late-17th century house was the country home of the William
Hogarth, who lived from 1697-1764. The painter, engraver,
satirist and social reformer moved to Chiswick from Leicester
Fields, which was later Leicester
Square, in 1749 and remained here until his death.
Hogarth called the house, 'a
little country box by the Thames' , but today heavy traffic
goes along the Great West Road on its way to and from Heathrow
The satirist is immortalised
in the notoriously busy Hogarth Roundabout, just yards from
the house. Despite this environment, neglect and bombing
during World War II, the house has survived and is now a small
museum and gallery.
The museum describes Hogarth's
life and work and his range of interests. Exhibits include
engravings, drawings and other mementos in an otherwise empty
house. The collection of prints and engraved copies
includes examples of the moralistic, cartoon-like paintings
that made Hogarth's name. Cartoons such as include the
'Rake's Progress', 'Marriage a la Mode' and 'An Election Entertainment'.
The original 'Rake's Progress' is in the Sir
John Soane's Museum, Lincoln's Inn Fields.
Hogarth's House is surrounded

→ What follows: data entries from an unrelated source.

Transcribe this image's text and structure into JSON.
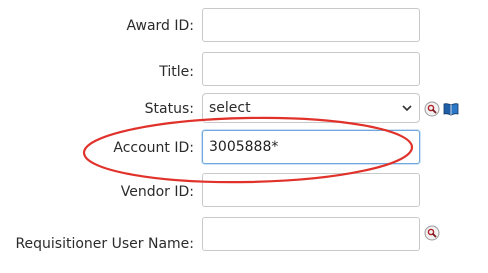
{
  "form": {
    "fields": {
      "award_id": {
        "label": "Award ID:",
        "value": ""
      },
      "title": {
        "label": "Title:",
        "value": ""
      },
      "status": {
        "label": "Status:",
        "selected": "select"
      },
      "account_id": {
        "label": "Account ID:",
        "value": "3005888*"
      },
      "vendor_id": {
        "label": "Vendor ID:",
        "value": ""
      },
      "requisitioner": {
        "label": "Requisitioner User Name:",
        "value": ""
      }
    }
  },
  "icons": {
    "lookup": "magnifier-lookup-icon",
    "book": "book-icon",
    "chevron": "chevron-down-icon"
  },
  "colors": {
    "annotation_ellipse": "#e0322b",
    "focus_border": "#6fa8dc",
    "field_border": "#c9c9c9"
  }
}
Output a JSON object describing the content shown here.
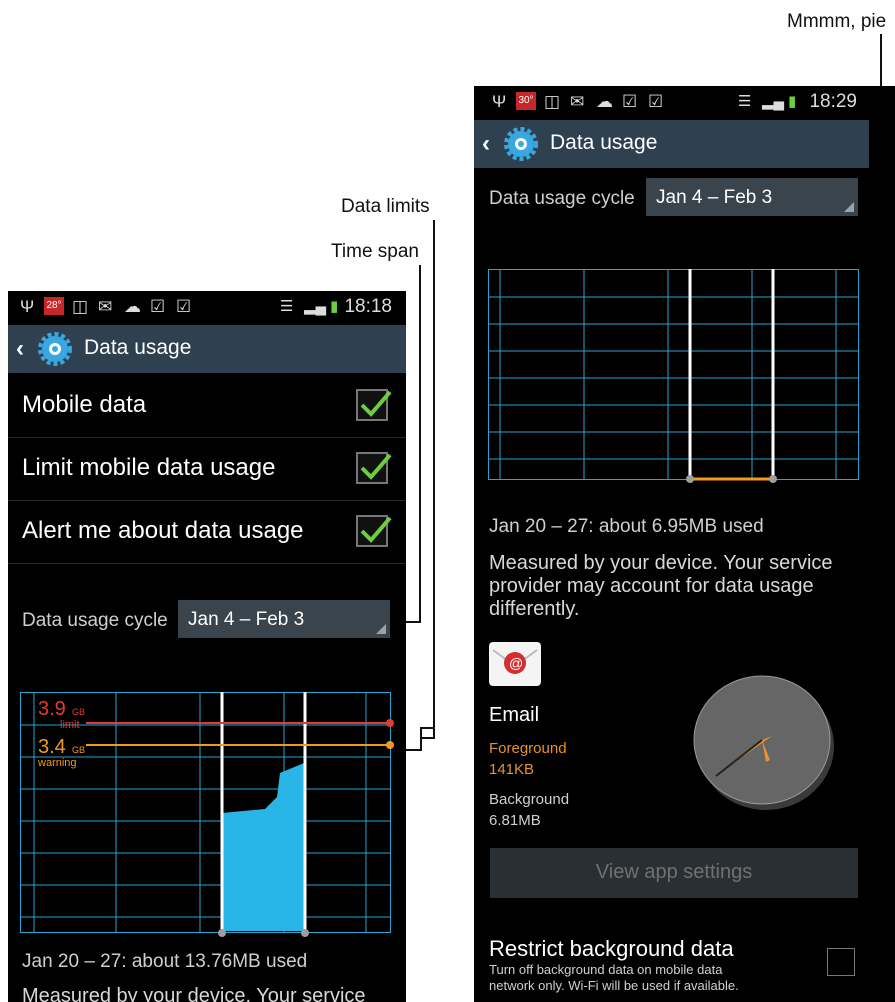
{
  "callouts": {
    "pie": "Mmmm, pie",
    "data_limits": "Data limits",
    "time_span": "Time span"
  },
  "left_phone": {
    "status": {
      "temp_badge": "28°",
      "time": "18:18"
    },
    "action_bar": {
      "title": "Data usage"
    },
    "settings": [
      {
        "label": "Mobile data",
        "checked": true
      },
      {
        "label": "Limit mobile data usage",
        "checked": true
      },
      {
        "label": "Alert me about data usage",
        "checked": true
      }
    ],
    "cycle": {
      "label": "Data usage cycle",
      "value": "Jan 4 – Feb 3"
    },
    "chart": {
      "limit_value": "3.9",
      "limit_unit": "GB",
      "limit_label": "limit",
      "warning_value": "3.4",
      "warning_unit": "GB",
      "warning_label": "warning"
    },
    "usage_text": "Jan 20 – 27: about 13.76MB used",
    "measure_text": "Measured by your device. Your service"
  },
  "right_phone": {
    "status": {
      "temp_badge": "30°",
      "time": "18:29"
    },
    "action_bar": {
      "title": "Data usage"
    },
    "cycle": {
      "label": "Data usage cycle",
      "value": "Jan 4 – Feb 3"
    },
    "usage_text": "Jan 20 – 27: about 6.95MB used",
    "measure_lines": [
      "Measured by your device. Your service",
      "provider may account for data usage",
      "differently."
    ],
    "app": {
      "name": "Email",
      "foreground_label": "Foreground",
      "foreground_value": "141KB",
      "background_label": "Background",
      "background_value": "6.81MB"
    },
    "view_button": "View app settings",
    "restrict": {
      "title": "Restrict background data",
      "sub_line1": "Turn off background data on mobile data",
      "sub_line2": "network only. Wi-Fi will be used if available."
    }
  },
  "colors": {
    "action_bar": "#2f4050",
    "check_green": "#6ccf3c",
    "grid_blue": "#2aa4d0",
    "fill_blue": "#29b6e6",
    "limit_red": "#e53935",
    "warning_orange": "#f39a1e"
  }
}
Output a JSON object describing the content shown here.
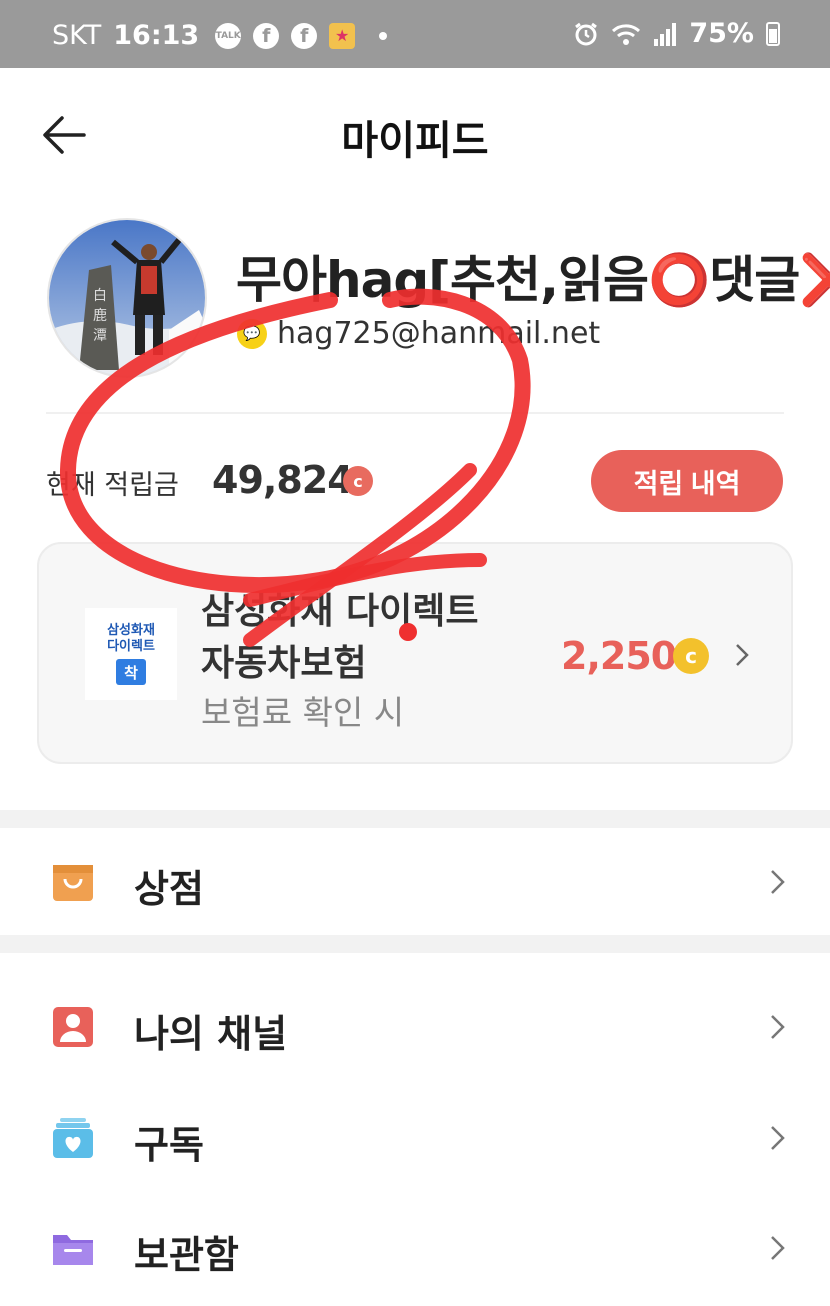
{
  "status_bar": {
    "carrier": "SKT",
    "time": "16:13",
    "talk_icon_label": "TALK",
    "facebook_glyph": "f",
    "battery": "75%"
  },
  "header": {
    "title": "마이피드"
  },
  "profile": {
    "nickname": "무아hag[추천,읽음⭕댓글❌",
    "email": "hag725@hanmail.net"
  },
  "points": {
    "label": "현재 적립금",
    "value": "49,824",
    "coin_glyph": "c",
    "history_button": "적립 내역"
  },
  "ad": {
    "logo_line1": "삼성화재",
    "logo_line2": "다이렉트",
    "logo_badge": "착",
    "title_line1": "삼성화재 다이렉트",
    "title_line2": "자동차보험",
    "subtitle": "보험료 확인 시",
    "reward": "2,250",
    "reward_coin_glyph": "c"
  },
  "menu": [
    {
      "label": "상점",
      "icon": "shop-bag-icon",
      "color": "#f0a050"
    },
    {
      "label": "나의 채널",
      "icon": "person-icon",
      "color": "#e8615a"
    },
    {
      "label": "구독",
      "icon": "heart-stack-icon",
      "color": "#5bbde8"
    },
    {
      "label": "보관함",
      "icon": "folder-icon",
      "color": "#8f6ae0"
    }
  ],
  "colors": {
    "accent": "#e8615a",
    "annotation": "#ef2f2f",
    "status_bar": "#9a9a9a",
    "coin_gold": "#f3c12c"
  }
}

by a small, restored garden. The artist's grave is nearby,
in the grounds of Chiswick Church, close to the Thames.